Ages ago I wrote about how I first started running. This is the next installment in an occasional series of my running history.
So . . . we signed up for a race. The Great Aloha Run in Honolulu. Eight-plus miles of fun and games, provided we didn’t puke halfway through. We begged a training plan off a friend of Micah’s and got to work. The first challenge was the “long run,” in our case, a 4-miler. Our normal route around the neighborhood was a little less than 3 miles, although it could vary if there was a big dog off its chain or a group of scary looking men at the end of the road. We could handle 3 miles. But 4? That was a loooonnnggg run.
But it had to be done. That race wasn’t going to run itself. On the Saturday of the scheduled 4-miler, we mapped out a route. We would run from our place in Hauula, up then follow the ocean along Kamehameha Highway to Laie, run around Laie a little bit, then head back down the highway to a beach park where our church was having a shindig. There, we would celebrate. We would enjoy the breeze, the water, the sound of the ocean. We would stretch our weary legs. We would replenish our depleted energy stores. And with that as our goal, we laced our shoes, did some pre-run stretching, and away we went.
I followed behind Micah since he knew the route better than I did. He kept close so he didn’t lose me. We made it to Laie, then ran down one street after another, and each time I thought we would turn back on to Kam Highway and head for the beach park. At one point I’m pretty sure I nearly started crying when Micah turned away from the highway one more time. My feet hurt and I couldn’t fathom going any farther. When we did turn onto the highway again, I was relieved. Things got easier. We were almost done. Almost there. Just a little farther. We could see it. Aaannnddd . . . stop.
Four miles. We’d done it. High fives were exchanged. We caught our breath. And as soon as we did, we couldn’t stop talking.
“We just ran four miles,” we told anyone. Anyone at all. We mumbled it to ourselves when no one was close enough to hear. “Four miles. We just ran four miles.” They were all impressed, astounded, amazed. (We should have expected as much from a crowd who couldn’t see why anyone would walk the quarter mile to church if their car was working.)

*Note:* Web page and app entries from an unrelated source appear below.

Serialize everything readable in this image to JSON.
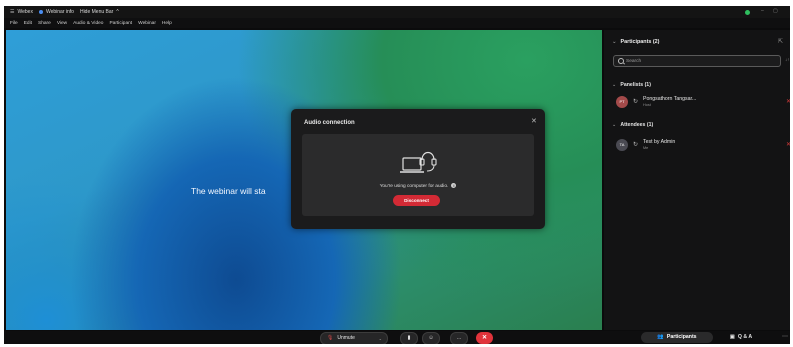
{
  "titlebar": {
    "app_name": "Webex",
    "webinar_info": "Webinar info",
    "hide_menu_bar": "Hide Menu Bar",
    "hide_menu_chevron": "^"
  },
  "menubar": [
    "File",
    "Edit",
    "Share",
    "View",
    "Audio & Video",
    "Participant",
    "Webinar",
    "Help"
  ],
  "stage": {
    "message": "The webinar will sta"
  },
  "audio_dialog": {
    "title": "Audio connection",
    "close_icon": "close-icon",
    "status_text": "You're using computer for audio.",
    "disconnect_label": "Disconnect"
  },
  "panel": {
    "title": "Participants (2)",
    "search_placeholder": "Search",
    "search_extra": "↓↑",
    "panelists_header": "Panelists (1)",
    "attendees_header": "Attendees (1)",
    "panelists": [
      {
        "initials": "PT",
        "name": "Pongsathorn Tangsar...",
        "role": "Host"
      }
    ],
    "attendees": [
      {
        "initials": "TA",
        "name": "Test by Admin",
        "role": "Me"
      }
    ]
  },
  "bottombar": {
    "unmute_label": "Unmute",
    "participants_label": "Participants",
    "qa_label": "Q & A"
  },
  "colors": {
    "accent_red": "#d32a35",
    "panel_bg": "#131314",
    "status_green": "#2fbf5f"
  }
}
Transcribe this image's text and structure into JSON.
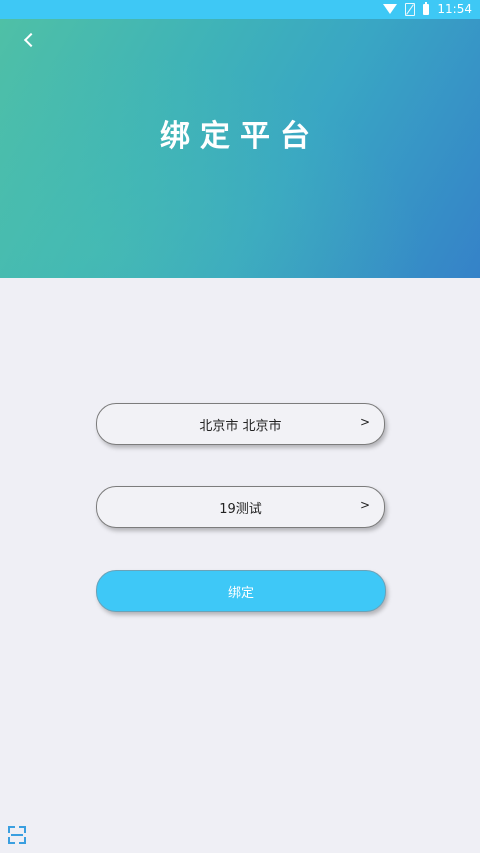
{
  "status_bar": {
    "time": "11:54"
  },
  "header": {
    "title": "绑定平台"
  },
  "form": {
    "region_value": "北京市 北京市",
    "region_arrow": ">",
    "platform_value": "19测试",
    "platform_arrow": ">",
    "bind_label": "绑定"
  },
  "colors": {
    "accent": "#3ec8f7",
    "status_bar": "#3ec8f5"
  }
}
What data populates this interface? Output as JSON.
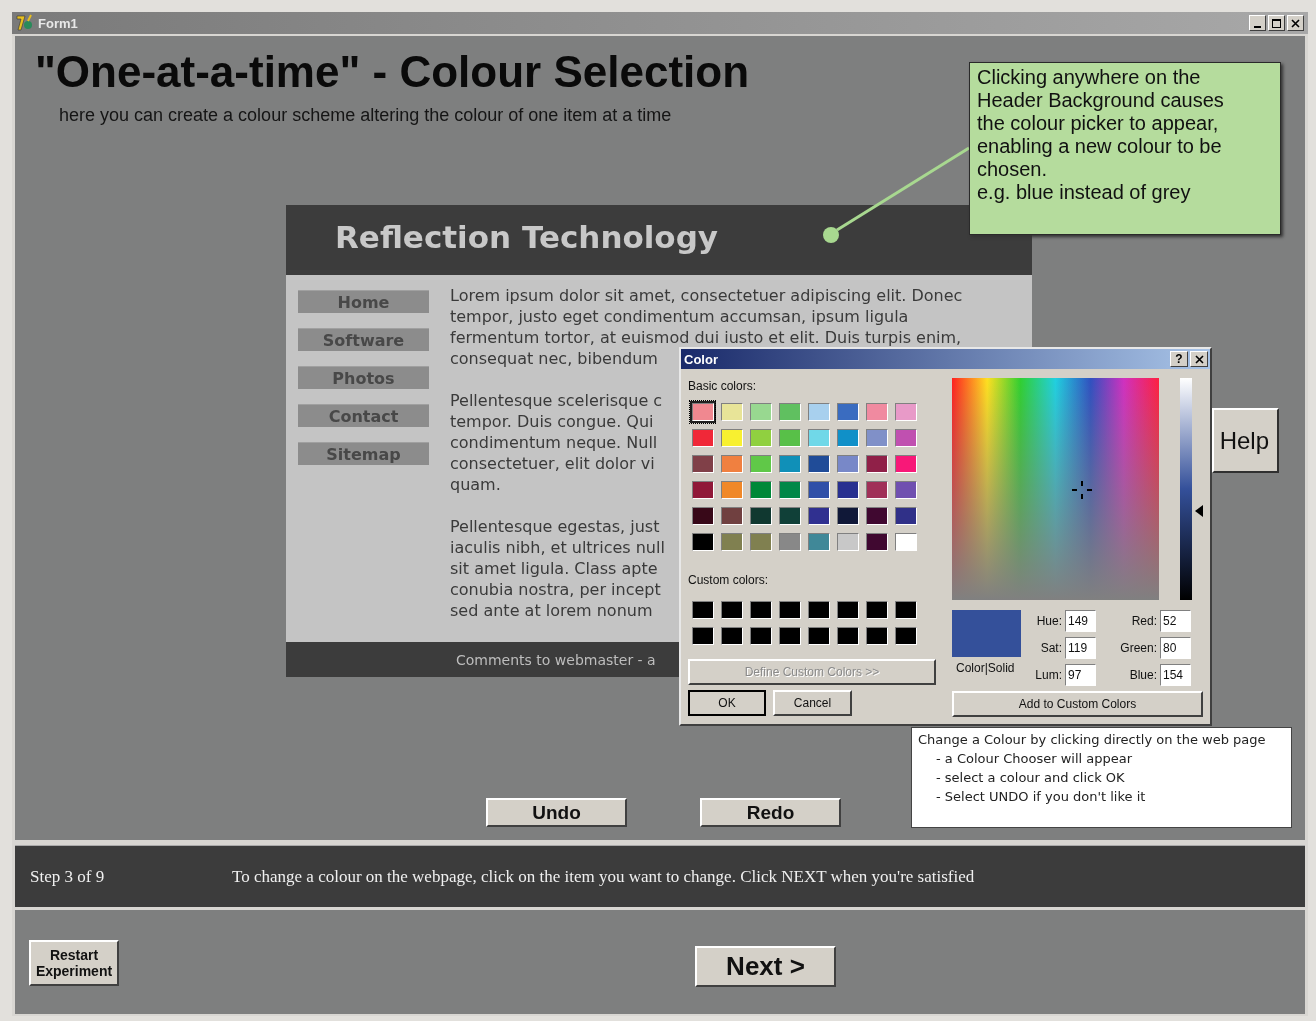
{
  "window": {
    "title": "Form1"
  },
  "header": {
    "title": "\"One-at-a-time\" - Colour Selection",
    "subtitle": "here you can create a colour scheme altering the colour of one item at a time"
  },
  "callout": {
    "lines": [
      "Clicking anywhere on the",
      "Header Background causes",
      "the colour picker to appear,",
      "enabling a new colour to be",
      "chosen.",
      "e.g. blue instead of grey"
    ]
  },
  "web_preview": {
    "title": "Reflection Technology",
    "nav": [
      "Home",
      "Software",
      "Photos",
      "Contact",
      "Sitemap"
    ],
    "paragraphs": [
      [
        "Lorem ipsum dolor sit amet, consectetuer adipiscing elit. Donec",
        "tempor, justo eget condimentum accumsan, ipsum ligula",
        "fermentum tortor, at euismod dui iusto et elit. Duis turpis enim,",
        "consequat nec, bibendum"
      ],
      [
        "Pellentesque scelerisque c",
        "tempor. Duis congue. Qui",
        "condimentum neque. Null",
        "consectetuer, elit dolor vi",
        "quam."
      ],
      [
        "Pellentesque egestas, just",
        "iaculis nibh, et ultrices null",
        "sit amet ligula. Class apte",
        "conubia nostra, per incept",
        "sed ante at lorem nonum"
      ]
    ],
    "footer": "Comments to webmaster - a"
  },
  "color_dialog": {
    "title": "Color",
    "help": "?",
    "basic_label": "Basic colors:",
    "basic_colors": [
      {
        "color": "#f08890",
        "selected": true
      },
      {
        "color": "#e8e498",
        "selected": false
      },
      {
        "color": "#98d890",
        "selected": false
      },
      {
        "color": "#60c060",
        "selected": false
      },
      {
        "color": "#a8d0ee",
        "selected": false
      },
      {
        "color": "#3a6cc0",
        "selected": false
      },
      {
        "color": "#f08aa0",
        "selected": false
      },
      {
        "color": "#e89ac8",
        "selected": false
      },
      {
        "color": "#f02838",
        "selected": false
      },
      {
        "color": "#f8f030",
        "selected": false
      },
      {
        "color": "#90d040",
        "selected": false
      },
      {
        "color": "#58c048",
        "selected": false
      },
      {
        "color": "#70d8e8",
        "selected": false
      },
      {
        "color": "#1090c8",
        "selected": false
      },
      {
        "color": "#8090c8",
        "selected": false
      },
      {
        "color": "#c050b0",
        "selected": false
      },
      {
        "color": "#804048",
        "selected": false
      },
      {
        "color": "#f08040",
        "selected": false
      },
      {
        "color": "#60c848",
        "selected": false
      },
      {
        "color": "#1090b8",
        "selected": false
      },
      {
        "color": "#204c98",
        "selected": false
      },
      {
        "color": "#7888c8",
        "selected": false
      },
      {
        "color": "#902048",
        "selected": false
      },
      {
        "color": "#f81878",
        "selected": false
      },
      {
        "color": "#901838",
        "selected": false
      },
      {
        "color": "#f08828",
        "selected": false
      },
      {
        "color": "#008838",
        "selected": false
      },
      {
        "color": "#008848",
        "selected": false
      },
      {
        "color": "#3050a8",
        "selected": false
      },
      {
        "color": "#283090",
        "selected": false
      },
      {
        "color": "#a03058",
        "selected": false
      },
      {
        "color": "#7050b0",
        "selected": false
      },
      {
        "color": "#380818",
        "selected": false
      },
      {
        "color": "#704040",
        "selected": false
      },
      {
        "color": "#103830",
        "selected": false
      },
      {
        "color": "#104038",
        "selected": false
      },
      {
        "color": "#303090",
        "selected": false
      },
      {
        "color": "#101838",
        "selected": false
      },
      {
        "color": "#400830",
        "selected": false
      },
      {
        "color": "#303088",
        "selected": false
      },
      {
        "color": "#000000",
        "selected": false
      },
      {
        "color": "#808050",
        "selected": false
      },
      {
        "color": "#808050",
        "selected": false
      },
      {
        "color": "#888888",
        "selected": false
      },
      {
        "color": "#408898",
        "selected": false
      },
      {
        "color": "#c8c8c8",
        "selected": false
      },
      {
        "color": "#400830",
        "selected": false
      },
      {
        "color": "#ffffff",
        "selected": false
      }
    ],
    "custom_label": "Custom colors:",
    "custom_colors": [
      {
        "color": "#000000"
      },
      {
        "color": "#000000"
      },
      {
        "color": "#000000"
      },
      {
        "color": "#000000"
      },
      {
        "color": "#000000"
      },
      {
        "color": "#000000"
      },
      {
        "color": "#000000"
      },
      {
        "color": "#000000"
      },
      {
        "color": "#000000"
      },
      {
        "color": "#000000"
      },
      {
        "color": "#000000"
      },
      {
        "color": "#000000"
      },
      {
        "color": "#000000"
      },
      {
        "color": "#000000"
      },
      {
        "color": "#000000"
      },
      {
        "color": "#000000"
      }
    ],
    "define_button": {
      "label": "Define Custom Colors >>",
      "disabled": true
    },
    "ok_button": "OK",
    "cancel_button": "Cancel",
    "preview": {
      "label": "Color|Solid",
      "color": "#34509a"
    },
    "hsl_fields": [
      {
        "label": "Hue:",
        "value": "149"
      },
      {
        "label": "Sat:",
        "value": "119"
      },
      {
        "label": "Lum:",
        "value": "97"
      }
    ],
    "rgb_fields": [
      {
        "label": "Red:",
        "value": "52"
      },
      {
        "label": "Green:",
        "value": "80"
      },
      {
        "label": "Blue:",
        "value": "154"
      }
    ],
    "add_button": "Add to Custom Colors"
  },
  "help_button": "Help",
  "hint": {
    "lines": [
      "Change a Colour by clicking directly on the web page",
      "- a Colour Chooser will appear",
      "- select a colour and click OK",
      "- Select UNDO if you don't like it"
    ]
  },
  "undo_button": "Undo",
  "redo_button": "Redo",
  "step_bar": {
    "step": "Step 3 of 9",
    "instruction": "To change a colour on the webpage, click on the item you want to change. Click NEXT when you're satisfied"
  },
  "restart_button": "Restart Experiment",
  "next_button": "Next >"
}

“We’re training for a race,” we’d follow up with. “It’s 8 miles.” I’m pretty sure we took off our shoes and showed off our blisters as well. Who cared? We’d run four. whole. miles. We were rockstars. We could do whatever we wanted. We rode that wave for days, weeks even. The next week when we did a 5-miler, it was a piece of cake. We’d broken a mental barrier. If we could run 4 miles, we could do anything.